* [Task statement] Look through the entries below, please, and copy every line with the word "username".

* [Data provided]

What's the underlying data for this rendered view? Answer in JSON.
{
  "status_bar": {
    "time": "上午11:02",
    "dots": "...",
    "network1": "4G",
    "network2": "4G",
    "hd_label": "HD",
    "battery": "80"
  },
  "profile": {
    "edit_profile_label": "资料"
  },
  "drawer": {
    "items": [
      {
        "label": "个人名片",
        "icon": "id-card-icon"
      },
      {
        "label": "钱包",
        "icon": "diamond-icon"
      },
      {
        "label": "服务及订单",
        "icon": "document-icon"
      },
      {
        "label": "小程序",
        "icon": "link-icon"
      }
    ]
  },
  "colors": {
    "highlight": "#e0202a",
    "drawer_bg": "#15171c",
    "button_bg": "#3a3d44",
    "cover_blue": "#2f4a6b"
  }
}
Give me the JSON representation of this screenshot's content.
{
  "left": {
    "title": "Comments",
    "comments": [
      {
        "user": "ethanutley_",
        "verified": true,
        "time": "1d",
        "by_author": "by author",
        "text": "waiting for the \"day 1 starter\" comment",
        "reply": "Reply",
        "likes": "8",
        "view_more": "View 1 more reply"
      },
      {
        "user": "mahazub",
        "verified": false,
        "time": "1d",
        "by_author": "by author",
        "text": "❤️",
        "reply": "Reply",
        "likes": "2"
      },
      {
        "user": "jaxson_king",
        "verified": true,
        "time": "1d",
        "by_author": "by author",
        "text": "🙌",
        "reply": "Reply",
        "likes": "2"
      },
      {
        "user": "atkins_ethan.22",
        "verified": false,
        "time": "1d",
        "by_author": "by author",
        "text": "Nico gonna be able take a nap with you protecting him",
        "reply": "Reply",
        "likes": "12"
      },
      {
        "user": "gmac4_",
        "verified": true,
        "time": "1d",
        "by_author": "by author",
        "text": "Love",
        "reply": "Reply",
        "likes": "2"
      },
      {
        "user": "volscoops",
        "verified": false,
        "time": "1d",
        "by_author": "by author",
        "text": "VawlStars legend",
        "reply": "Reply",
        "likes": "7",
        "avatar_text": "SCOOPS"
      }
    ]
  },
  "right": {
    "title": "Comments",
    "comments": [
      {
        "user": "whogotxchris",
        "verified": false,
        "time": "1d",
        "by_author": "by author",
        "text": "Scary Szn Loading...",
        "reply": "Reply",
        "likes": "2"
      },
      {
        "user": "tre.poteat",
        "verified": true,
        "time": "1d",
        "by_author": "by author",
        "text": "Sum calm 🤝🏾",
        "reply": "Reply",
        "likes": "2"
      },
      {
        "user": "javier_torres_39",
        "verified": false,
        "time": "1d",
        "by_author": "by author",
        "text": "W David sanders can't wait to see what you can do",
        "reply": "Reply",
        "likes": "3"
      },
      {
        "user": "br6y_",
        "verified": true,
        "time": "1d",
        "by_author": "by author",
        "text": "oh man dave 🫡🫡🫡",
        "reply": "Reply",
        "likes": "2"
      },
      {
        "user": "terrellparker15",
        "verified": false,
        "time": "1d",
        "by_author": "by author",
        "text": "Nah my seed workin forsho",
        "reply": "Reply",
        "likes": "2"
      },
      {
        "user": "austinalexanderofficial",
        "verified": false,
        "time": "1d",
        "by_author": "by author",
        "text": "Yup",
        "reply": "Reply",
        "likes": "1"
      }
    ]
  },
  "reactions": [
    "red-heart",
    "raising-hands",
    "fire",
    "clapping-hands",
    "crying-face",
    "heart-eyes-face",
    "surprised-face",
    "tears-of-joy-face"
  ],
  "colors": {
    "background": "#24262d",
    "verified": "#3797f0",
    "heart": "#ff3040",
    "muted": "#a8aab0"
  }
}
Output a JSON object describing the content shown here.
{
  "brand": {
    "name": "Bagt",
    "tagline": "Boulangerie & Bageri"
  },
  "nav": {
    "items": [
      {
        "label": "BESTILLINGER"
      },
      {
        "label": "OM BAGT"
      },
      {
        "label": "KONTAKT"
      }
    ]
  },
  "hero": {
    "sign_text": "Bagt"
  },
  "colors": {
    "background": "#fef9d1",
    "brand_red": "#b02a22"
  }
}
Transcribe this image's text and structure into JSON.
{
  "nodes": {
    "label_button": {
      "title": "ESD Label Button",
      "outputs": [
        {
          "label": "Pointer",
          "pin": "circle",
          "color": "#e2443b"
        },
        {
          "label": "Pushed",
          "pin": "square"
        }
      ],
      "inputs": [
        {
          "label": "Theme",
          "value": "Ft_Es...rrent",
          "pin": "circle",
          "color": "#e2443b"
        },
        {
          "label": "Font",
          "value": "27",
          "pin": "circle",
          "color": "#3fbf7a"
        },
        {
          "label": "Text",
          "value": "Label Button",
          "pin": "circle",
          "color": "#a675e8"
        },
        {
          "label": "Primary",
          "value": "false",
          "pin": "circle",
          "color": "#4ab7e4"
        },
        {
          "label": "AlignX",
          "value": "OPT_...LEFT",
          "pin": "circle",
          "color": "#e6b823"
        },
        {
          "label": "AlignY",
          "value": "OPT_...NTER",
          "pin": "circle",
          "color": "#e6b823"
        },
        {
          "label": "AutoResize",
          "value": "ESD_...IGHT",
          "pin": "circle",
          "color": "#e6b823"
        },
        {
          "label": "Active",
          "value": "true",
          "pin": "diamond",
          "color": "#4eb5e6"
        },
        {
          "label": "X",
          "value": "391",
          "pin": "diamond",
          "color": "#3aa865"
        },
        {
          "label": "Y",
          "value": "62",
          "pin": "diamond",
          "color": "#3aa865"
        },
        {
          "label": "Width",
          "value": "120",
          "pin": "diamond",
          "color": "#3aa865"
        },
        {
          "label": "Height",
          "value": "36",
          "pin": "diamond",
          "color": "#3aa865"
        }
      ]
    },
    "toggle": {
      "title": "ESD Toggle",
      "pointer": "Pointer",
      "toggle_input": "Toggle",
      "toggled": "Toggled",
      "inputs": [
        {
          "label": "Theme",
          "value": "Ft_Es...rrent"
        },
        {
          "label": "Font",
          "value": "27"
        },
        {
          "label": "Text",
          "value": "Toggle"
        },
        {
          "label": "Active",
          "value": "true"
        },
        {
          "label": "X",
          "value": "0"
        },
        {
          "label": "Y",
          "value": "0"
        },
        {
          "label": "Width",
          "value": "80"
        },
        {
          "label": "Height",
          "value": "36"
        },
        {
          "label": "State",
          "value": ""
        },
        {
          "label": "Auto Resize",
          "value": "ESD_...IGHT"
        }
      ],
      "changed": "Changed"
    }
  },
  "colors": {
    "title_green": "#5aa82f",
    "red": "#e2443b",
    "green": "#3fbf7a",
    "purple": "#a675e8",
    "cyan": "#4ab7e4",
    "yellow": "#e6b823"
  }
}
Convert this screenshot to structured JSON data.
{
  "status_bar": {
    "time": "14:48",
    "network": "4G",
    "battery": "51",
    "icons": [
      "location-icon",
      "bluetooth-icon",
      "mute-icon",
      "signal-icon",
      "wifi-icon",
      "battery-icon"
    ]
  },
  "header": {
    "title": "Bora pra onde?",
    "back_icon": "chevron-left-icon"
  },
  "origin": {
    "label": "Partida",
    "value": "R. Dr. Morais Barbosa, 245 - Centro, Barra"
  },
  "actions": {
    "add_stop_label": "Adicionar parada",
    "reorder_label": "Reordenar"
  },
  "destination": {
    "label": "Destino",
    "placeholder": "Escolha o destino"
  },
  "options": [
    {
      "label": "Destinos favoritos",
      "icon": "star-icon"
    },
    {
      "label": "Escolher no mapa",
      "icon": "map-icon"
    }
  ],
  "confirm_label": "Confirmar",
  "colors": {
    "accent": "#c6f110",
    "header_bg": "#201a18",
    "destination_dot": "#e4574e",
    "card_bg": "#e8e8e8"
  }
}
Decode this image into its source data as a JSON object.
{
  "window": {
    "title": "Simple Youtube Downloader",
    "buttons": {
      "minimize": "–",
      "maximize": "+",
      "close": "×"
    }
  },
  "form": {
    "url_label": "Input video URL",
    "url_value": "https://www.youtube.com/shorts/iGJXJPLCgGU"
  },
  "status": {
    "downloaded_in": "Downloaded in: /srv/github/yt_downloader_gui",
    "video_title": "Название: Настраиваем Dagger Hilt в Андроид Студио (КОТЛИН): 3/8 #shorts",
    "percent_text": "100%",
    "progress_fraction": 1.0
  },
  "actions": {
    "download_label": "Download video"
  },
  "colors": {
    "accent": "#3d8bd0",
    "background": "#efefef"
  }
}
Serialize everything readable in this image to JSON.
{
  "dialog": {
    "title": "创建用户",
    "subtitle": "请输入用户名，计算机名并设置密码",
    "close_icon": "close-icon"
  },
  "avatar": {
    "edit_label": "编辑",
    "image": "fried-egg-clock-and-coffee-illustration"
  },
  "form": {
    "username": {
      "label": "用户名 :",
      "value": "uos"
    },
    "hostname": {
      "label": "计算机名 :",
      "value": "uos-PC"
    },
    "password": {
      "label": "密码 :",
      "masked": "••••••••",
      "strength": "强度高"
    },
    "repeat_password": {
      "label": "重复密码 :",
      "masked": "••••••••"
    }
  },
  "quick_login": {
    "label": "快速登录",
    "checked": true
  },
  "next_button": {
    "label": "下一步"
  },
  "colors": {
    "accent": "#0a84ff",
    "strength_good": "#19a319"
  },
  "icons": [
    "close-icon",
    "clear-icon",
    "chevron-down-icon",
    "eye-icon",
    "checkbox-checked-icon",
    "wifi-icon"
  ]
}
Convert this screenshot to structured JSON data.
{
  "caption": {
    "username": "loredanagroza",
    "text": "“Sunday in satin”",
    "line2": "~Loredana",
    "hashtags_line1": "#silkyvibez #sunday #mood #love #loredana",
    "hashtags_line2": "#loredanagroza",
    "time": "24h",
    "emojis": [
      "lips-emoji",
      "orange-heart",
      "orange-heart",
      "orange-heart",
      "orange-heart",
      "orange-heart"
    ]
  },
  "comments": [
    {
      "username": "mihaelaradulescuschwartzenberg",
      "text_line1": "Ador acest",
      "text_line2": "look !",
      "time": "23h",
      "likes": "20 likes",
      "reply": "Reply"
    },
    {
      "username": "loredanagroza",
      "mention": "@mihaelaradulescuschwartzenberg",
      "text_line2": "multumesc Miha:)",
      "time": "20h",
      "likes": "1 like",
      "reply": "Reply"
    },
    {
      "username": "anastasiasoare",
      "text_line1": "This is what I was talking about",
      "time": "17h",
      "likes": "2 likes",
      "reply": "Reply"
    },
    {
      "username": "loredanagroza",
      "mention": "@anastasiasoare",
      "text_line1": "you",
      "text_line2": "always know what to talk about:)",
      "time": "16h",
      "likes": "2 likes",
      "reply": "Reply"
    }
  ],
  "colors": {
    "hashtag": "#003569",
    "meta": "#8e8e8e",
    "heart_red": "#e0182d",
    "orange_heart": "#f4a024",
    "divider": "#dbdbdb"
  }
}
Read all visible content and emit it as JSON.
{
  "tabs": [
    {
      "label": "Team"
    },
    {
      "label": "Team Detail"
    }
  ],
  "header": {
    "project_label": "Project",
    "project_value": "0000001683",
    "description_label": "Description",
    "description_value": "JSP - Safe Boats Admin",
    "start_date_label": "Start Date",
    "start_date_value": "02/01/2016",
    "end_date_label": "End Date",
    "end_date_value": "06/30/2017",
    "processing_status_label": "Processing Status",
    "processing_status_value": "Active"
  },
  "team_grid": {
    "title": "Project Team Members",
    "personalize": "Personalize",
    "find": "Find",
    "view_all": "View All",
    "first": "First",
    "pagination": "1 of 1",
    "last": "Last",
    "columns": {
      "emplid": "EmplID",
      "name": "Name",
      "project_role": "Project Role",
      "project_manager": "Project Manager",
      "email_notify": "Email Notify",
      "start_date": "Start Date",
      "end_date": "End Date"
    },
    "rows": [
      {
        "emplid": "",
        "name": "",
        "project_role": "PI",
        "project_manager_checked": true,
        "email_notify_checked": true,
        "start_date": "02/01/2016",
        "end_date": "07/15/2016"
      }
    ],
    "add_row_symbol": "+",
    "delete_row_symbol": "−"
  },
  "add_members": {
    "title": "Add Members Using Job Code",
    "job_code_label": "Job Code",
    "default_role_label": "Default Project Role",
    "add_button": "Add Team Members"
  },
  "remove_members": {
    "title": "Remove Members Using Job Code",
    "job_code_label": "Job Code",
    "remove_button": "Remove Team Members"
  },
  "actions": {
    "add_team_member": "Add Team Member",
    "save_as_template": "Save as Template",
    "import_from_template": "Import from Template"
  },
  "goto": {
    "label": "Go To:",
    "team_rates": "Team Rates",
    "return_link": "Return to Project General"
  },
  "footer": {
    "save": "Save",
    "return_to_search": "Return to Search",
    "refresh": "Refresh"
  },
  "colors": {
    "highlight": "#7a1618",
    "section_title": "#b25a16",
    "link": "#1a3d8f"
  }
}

* [Task response]
    "username": {
    "username": "loredanagroza",
      "username": "mihaelaradulescuschwartzenberg",
      "username": "loredanagroza",
      "username": "anastasiasoare",
      "username": "loredanagroza",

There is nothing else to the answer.